Glossary » cascading stylesheets
CSS; a method for specifying the look of a web page independent of the markup of the structure of that page.
The original intent in HTML markup was to specify the structure of a page and allow the individual user to determine how that structure should be displayed. Thus, marking something with the <H1> tag indicated it was a header, but would not specifically indicated how headers are formatted, i.e. at a certain font size, spacing, and indentation. This approach worked fairly well in the early days of the web while the users were researchers sharing information about their organizations and research with each other. This approach also works fairly well for making web pages accessible to those who have visual impairments because a browser can be created to present the same information in a non-visual mode.
However, the web quickly became a commercial tool, and was soon used for marketing, entertainment, and challenging communication tasks that required significantly more control over the format of the presentation. The initial temptation was to skip the use of “semantic” tags like <H1> that only indicate the meaning of what they tag and instead use “formatting” tags like <B> (bold) and <font> (for choosing a font) to get the exact effect required. Because this would mean losing the semantic information in the document, users have less control, the document becomes less accessible to the disabled, and automatic processing of documents by computer programs becomes more difficult.

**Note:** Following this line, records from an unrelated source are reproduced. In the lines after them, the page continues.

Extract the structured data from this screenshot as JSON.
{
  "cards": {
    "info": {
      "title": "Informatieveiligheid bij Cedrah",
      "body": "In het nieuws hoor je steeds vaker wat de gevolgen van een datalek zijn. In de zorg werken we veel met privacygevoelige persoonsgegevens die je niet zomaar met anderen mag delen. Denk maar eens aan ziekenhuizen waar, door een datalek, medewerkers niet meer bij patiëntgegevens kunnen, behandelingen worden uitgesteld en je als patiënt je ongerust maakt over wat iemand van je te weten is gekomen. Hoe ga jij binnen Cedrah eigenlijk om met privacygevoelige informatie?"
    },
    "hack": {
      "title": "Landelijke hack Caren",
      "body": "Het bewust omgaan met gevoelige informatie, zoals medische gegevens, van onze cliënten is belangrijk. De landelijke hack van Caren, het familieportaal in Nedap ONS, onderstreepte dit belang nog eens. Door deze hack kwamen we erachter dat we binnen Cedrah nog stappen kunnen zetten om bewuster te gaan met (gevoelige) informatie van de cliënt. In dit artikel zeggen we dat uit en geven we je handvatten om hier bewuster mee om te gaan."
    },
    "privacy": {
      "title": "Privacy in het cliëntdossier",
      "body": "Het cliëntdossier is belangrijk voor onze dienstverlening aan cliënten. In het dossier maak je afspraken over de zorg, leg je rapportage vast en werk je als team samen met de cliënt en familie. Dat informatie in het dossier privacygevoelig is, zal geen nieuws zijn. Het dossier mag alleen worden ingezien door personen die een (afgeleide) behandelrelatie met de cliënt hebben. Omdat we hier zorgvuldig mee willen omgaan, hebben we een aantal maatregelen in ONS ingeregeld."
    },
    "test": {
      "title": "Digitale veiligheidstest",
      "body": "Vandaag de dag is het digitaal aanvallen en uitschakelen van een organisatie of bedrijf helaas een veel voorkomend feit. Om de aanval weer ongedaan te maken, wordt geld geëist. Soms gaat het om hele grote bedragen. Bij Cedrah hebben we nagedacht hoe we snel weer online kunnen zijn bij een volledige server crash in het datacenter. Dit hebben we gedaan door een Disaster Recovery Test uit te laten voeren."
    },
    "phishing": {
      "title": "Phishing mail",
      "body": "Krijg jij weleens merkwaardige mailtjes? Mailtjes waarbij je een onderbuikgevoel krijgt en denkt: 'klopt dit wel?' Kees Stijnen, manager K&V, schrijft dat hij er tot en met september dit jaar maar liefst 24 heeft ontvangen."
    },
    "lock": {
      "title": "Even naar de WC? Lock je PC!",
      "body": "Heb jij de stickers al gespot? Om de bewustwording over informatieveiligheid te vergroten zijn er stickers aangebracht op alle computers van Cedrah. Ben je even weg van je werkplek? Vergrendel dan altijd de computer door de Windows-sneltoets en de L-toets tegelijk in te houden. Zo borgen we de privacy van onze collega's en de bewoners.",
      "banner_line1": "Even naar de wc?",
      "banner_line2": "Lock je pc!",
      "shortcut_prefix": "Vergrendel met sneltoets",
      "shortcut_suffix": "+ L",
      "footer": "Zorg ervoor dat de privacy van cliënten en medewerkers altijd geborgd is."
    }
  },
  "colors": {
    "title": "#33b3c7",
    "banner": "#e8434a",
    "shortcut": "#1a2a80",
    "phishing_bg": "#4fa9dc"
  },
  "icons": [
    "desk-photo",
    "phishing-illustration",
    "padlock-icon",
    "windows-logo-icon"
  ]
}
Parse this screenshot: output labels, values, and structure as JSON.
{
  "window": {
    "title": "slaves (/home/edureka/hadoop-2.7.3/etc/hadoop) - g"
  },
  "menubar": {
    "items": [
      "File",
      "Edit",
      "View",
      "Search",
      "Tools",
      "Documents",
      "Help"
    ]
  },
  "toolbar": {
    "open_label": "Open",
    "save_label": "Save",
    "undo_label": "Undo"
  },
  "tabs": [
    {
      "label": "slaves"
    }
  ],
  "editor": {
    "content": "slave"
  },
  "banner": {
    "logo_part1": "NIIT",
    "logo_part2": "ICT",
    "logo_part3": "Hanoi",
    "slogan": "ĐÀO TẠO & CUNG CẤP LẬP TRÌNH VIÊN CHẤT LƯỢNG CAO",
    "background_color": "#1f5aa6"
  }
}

As a result, cascading style sheets were created. They allow the HTML programmer to specify that semantic tags like <H1> have a preferred appearance (font, size, color, spacing, etc.). They also allow multiple documents to share appearance specifications, permitting the change of appearances to be much simpler.